Though it's common knowledge that ticks can spread diseases to people, it's not always been noted that animals can catch diseases from ticks. In order to combat this lack of awareness, researchers at the Big Tick Project have been exploring and testifying to the why and how ticks are infecting dogs with diseases like Lyme disease, rocky mountain fever, ehrlichiosis, and anaplasmosis.
To further this research, this group removes ticks and runs tests on them, and even encourages you to send in the ticks you find on your dogs for analysis. The Big Tick Project also puts together case studies for you to view to get a better idea about Lyme disease and other conditions that can be contracted from ticks.
For example, in a video they produced, they tell the story of Paula Kent and her dog Chaos, who, after having a tick removed, was diagnosed with Lyme Disease 18 months later. Paula noted that her dog Chaos started showing signs about three months after the tick was removed, and noted she was stiff, had bruised feet, fever, and stiff shoulders.
The Science of How Ticks Spread Disease
To understand how ticks can affect your dog, it's important to understand how ticks work and how they spread disease. Ticks transit pathogens through their feeding process and depending on the tick species and its stage of life, can take different amounts of time.
When a tick finds a spot it wants to feed, it grabs on the skin and cuts into the surface of the skin. The tick will insert its feeding tubes into its host - in this case, your dog - and secrete a cement-like substance that keeps the tick in place while it feeds. The tick's saliva is secreted, and with it, an anesthetic property that numbs your pup to the pain.
The tick will suck the blood from your dog for days, allowing any virus the tick contains to enter into the host's bloodstream. Typically, the tick will drop off once the feeding is over, however, if it's attached for two or more days, the odds of your pup catching a disease from the tick are increased significantly.
How to Train Your Dog to Deal With Anti-Tick Treatments
Because of the painful and threatening conditions that can be caused by ticks, it's important that you train your dog to deal with the precautions that come along with ensuring he doesn't get them. Make sure your pup is comfortable with the topical treatments that you'll put on him to help reduce tick activity. Ensure that he knows commands like "no" and "leave it" when putting the treatment on so he won't lick the areas it's been applied.

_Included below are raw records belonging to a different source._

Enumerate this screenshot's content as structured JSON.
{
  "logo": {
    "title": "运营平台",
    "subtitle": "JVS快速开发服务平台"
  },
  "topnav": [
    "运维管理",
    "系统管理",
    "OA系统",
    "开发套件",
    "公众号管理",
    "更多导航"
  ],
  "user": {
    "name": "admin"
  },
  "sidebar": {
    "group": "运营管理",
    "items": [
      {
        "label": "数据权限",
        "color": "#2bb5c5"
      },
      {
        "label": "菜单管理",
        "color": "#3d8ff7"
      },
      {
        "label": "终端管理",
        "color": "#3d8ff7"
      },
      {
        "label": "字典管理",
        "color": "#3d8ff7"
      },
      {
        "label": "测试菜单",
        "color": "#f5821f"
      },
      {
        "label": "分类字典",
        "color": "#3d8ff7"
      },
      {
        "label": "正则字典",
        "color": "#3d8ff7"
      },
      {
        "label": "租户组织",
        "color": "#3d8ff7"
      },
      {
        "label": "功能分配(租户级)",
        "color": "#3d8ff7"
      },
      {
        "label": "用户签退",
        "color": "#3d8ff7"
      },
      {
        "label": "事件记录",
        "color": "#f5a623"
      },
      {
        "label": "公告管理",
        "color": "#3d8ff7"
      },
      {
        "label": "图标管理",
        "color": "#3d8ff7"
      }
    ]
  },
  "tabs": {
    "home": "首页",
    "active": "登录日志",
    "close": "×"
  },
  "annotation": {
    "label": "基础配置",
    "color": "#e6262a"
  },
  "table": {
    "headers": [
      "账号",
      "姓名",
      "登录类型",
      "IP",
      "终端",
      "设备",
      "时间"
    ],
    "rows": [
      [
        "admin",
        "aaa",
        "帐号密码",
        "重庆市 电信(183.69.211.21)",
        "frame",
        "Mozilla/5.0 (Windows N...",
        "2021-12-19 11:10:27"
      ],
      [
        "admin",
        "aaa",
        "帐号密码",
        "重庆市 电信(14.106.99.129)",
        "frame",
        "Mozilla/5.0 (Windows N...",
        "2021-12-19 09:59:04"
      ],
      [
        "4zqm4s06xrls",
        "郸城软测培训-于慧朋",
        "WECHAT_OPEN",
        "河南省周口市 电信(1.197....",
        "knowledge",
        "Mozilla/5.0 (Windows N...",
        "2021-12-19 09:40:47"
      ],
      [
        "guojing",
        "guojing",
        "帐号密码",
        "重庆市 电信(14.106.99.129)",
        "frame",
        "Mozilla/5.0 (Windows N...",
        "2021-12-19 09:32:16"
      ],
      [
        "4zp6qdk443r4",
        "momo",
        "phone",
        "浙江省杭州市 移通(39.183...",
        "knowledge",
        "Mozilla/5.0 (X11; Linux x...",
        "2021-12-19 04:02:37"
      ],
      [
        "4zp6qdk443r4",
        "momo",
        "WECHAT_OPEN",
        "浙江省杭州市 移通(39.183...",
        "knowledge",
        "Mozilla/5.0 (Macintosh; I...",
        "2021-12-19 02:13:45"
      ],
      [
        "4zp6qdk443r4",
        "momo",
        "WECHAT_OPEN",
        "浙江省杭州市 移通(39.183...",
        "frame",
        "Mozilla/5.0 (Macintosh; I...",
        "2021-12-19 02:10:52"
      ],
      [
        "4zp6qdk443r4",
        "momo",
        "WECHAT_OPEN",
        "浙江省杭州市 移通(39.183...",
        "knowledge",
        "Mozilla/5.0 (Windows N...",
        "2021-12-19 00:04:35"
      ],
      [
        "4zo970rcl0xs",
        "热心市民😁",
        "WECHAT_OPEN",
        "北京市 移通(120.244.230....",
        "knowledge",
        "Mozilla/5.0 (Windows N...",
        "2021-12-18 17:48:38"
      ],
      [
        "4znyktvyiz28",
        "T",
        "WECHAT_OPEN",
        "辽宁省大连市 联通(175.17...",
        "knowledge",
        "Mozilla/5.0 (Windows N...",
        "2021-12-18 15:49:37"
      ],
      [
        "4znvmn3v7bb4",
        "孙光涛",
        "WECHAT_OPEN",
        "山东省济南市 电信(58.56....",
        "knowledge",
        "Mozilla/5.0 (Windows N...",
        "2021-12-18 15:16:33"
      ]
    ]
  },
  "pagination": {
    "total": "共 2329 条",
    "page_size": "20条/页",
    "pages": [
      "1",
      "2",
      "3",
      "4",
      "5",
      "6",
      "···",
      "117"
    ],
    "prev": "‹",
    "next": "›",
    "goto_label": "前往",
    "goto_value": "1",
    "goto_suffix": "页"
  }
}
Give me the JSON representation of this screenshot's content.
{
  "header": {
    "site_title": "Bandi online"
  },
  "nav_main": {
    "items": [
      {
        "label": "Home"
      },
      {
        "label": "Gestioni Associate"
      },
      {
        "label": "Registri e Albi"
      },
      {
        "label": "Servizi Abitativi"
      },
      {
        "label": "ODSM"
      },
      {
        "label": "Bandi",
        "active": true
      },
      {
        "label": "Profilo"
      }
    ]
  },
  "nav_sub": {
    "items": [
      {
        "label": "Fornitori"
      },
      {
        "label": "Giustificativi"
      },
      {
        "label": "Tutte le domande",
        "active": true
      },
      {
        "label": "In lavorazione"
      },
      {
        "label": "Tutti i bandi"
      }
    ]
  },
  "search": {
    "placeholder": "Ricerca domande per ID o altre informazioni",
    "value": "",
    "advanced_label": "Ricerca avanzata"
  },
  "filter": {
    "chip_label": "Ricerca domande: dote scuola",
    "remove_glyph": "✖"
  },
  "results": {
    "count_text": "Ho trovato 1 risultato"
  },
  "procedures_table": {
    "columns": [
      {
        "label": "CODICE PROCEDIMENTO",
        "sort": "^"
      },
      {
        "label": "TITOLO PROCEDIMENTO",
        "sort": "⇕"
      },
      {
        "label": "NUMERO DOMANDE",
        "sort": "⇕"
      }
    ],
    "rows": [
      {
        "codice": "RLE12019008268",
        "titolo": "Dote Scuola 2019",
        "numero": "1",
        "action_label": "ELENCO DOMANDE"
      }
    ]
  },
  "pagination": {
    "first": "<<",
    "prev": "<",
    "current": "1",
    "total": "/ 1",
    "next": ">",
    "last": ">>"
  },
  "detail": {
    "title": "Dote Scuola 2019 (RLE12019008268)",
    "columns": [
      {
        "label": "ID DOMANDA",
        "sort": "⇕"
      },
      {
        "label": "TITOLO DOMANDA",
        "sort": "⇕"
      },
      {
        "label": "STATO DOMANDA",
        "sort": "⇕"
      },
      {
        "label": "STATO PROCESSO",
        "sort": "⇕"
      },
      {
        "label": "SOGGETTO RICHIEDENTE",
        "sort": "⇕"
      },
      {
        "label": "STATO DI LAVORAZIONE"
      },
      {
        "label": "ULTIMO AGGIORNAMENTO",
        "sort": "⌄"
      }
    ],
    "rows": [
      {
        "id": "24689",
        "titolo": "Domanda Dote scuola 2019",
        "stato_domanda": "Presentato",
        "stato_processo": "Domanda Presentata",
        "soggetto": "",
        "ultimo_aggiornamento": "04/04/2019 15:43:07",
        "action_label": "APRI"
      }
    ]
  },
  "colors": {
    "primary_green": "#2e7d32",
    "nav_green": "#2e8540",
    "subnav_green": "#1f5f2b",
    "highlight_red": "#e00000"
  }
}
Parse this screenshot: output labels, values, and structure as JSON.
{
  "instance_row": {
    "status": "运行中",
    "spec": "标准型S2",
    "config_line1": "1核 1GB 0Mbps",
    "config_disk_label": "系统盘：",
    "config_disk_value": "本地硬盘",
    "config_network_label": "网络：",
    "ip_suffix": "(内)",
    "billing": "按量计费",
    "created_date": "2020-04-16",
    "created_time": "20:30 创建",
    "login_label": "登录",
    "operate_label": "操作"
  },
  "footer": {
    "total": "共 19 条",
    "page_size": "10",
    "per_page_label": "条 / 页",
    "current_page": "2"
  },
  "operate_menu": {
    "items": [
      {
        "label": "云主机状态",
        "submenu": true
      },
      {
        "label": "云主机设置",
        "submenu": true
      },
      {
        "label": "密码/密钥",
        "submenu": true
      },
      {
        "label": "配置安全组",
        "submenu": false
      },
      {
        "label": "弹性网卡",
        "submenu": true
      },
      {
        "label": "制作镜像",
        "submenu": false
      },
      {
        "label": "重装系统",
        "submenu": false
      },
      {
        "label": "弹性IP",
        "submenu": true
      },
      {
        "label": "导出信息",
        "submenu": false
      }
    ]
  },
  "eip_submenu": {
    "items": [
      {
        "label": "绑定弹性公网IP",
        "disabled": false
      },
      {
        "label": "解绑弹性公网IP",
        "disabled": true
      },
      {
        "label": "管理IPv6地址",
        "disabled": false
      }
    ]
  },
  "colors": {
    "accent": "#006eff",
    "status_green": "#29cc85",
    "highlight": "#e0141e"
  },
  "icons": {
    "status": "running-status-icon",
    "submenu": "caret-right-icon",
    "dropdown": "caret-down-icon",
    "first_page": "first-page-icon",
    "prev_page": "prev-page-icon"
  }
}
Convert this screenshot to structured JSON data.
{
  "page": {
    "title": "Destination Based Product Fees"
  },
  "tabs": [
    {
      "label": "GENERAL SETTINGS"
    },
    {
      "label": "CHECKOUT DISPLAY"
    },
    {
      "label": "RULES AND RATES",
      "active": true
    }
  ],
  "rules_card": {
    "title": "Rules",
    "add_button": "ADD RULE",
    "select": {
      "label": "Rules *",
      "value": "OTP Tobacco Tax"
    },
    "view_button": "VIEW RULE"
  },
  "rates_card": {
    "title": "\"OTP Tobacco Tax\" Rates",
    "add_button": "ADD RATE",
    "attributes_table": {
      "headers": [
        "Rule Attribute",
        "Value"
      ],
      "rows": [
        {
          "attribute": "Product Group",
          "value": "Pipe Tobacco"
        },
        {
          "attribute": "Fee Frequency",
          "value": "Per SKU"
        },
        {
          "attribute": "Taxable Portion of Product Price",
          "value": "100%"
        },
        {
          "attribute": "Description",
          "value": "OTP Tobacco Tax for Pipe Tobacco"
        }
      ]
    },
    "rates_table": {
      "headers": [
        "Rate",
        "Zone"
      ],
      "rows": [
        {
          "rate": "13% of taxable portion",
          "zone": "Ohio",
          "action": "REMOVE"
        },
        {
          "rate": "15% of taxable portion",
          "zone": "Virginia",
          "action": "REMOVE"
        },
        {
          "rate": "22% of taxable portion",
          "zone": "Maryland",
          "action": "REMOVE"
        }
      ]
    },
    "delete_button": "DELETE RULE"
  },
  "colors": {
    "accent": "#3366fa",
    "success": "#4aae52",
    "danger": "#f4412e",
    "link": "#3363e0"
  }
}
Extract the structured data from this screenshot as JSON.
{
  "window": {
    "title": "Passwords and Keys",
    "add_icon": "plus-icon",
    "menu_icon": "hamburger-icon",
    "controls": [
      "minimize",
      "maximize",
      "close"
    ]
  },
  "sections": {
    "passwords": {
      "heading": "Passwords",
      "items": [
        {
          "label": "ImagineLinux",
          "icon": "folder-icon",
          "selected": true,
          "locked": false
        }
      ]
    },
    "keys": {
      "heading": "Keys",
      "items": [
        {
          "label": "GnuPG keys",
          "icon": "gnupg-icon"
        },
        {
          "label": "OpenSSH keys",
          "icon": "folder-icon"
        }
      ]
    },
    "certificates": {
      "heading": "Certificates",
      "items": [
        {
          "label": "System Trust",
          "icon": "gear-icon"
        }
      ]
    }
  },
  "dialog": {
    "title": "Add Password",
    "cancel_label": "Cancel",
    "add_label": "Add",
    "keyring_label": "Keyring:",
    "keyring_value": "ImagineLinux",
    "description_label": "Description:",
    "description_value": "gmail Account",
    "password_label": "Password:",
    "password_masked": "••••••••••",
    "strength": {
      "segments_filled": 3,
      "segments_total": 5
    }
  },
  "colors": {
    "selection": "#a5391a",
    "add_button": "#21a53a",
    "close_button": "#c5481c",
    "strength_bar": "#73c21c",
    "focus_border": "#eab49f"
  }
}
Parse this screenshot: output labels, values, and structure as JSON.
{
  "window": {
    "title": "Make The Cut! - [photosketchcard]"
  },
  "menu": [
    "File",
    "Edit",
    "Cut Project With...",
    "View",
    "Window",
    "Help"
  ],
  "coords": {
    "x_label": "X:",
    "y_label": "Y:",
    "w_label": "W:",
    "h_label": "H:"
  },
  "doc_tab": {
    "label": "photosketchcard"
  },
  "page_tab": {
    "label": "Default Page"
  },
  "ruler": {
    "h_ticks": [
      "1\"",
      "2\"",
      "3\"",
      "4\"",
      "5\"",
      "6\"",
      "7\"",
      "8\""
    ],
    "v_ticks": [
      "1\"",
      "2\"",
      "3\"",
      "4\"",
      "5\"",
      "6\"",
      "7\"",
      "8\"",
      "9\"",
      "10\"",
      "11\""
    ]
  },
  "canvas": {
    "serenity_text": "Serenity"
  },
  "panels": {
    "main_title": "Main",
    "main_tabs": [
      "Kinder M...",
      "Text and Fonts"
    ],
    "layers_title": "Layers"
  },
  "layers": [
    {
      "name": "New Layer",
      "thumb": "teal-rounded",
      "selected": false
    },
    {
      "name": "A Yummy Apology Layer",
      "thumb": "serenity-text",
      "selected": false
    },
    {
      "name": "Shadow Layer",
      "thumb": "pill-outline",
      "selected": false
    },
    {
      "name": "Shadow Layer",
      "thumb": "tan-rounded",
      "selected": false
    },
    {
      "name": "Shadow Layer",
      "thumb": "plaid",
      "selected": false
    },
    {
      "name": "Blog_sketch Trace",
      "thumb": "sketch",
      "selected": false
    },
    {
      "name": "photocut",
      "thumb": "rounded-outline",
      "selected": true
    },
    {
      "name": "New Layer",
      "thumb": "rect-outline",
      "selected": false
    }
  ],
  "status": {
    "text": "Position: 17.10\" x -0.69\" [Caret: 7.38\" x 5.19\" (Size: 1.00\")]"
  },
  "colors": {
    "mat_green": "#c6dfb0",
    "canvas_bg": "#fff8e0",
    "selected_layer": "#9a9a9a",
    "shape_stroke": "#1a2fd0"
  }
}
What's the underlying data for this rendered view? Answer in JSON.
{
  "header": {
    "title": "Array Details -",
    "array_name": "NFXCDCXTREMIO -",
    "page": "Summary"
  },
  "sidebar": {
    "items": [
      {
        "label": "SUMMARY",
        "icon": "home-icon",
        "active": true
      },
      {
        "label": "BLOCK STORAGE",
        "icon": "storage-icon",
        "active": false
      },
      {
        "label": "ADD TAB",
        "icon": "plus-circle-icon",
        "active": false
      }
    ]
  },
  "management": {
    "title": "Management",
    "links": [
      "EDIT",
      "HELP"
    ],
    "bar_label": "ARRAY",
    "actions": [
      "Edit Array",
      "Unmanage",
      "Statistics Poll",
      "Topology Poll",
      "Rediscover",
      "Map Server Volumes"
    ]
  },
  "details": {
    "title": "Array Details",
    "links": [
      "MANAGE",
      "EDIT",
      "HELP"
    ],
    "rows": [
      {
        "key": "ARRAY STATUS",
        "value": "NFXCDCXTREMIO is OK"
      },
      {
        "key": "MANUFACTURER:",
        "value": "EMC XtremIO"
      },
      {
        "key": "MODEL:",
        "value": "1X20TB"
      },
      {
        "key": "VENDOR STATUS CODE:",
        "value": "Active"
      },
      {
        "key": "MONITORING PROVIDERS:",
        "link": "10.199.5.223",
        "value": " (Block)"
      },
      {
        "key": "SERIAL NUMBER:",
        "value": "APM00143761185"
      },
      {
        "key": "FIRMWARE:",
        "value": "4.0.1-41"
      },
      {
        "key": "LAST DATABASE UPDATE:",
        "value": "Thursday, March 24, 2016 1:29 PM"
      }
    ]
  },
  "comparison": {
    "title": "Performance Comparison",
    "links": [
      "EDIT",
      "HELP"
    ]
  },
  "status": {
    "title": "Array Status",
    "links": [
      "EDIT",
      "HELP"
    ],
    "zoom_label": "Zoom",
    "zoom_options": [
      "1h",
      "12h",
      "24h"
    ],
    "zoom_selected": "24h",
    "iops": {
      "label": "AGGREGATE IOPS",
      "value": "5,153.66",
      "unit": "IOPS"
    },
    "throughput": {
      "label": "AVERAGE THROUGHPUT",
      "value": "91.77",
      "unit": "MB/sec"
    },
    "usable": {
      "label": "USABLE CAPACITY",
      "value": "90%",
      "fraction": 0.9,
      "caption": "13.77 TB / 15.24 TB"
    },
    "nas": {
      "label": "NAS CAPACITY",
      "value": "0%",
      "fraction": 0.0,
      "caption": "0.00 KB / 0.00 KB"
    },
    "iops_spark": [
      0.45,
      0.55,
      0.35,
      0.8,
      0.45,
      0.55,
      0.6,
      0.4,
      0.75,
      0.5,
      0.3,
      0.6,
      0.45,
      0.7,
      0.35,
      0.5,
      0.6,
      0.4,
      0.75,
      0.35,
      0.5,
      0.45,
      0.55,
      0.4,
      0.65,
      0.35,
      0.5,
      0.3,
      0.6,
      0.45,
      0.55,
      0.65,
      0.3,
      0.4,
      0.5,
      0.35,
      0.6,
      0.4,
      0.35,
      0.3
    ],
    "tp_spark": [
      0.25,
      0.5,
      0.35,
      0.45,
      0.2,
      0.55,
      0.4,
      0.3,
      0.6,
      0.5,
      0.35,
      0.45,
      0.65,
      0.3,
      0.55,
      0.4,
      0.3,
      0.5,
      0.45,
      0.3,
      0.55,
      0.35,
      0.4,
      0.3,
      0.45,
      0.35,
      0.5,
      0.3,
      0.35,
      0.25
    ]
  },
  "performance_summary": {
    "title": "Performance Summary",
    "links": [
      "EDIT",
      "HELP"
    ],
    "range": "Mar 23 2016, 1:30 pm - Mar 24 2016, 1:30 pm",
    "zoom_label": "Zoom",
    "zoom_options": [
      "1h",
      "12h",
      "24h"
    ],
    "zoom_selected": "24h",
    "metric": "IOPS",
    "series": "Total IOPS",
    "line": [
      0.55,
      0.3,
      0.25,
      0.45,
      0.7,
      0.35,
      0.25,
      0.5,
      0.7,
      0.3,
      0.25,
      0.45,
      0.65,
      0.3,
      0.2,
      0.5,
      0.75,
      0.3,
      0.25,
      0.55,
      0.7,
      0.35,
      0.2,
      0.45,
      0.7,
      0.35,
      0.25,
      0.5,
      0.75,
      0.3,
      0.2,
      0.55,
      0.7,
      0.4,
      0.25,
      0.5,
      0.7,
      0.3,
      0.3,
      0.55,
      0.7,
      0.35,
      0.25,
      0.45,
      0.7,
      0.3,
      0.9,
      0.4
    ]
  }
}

Make sure your dog is also comfortable with full-body exams after you've come in from a day of playing. Your pup should be fine with you checking all the areas you think ticks would be and should be trained to be patient while you do it. Use rewards when your dog has been good with dealing with these situations so that he has a positive association with tick-checking.
In the event your dog does contract a tick-disease, make sure that he's comfortable and able to take antibiotics. Teach your dog a throw-and-catch game with his pills, teach him to gently take the pill from your hand, or mix it in with his food.
By a Great Dane lover Hanna Marcus
Published: 02/06/2018, edited: 04/06/2020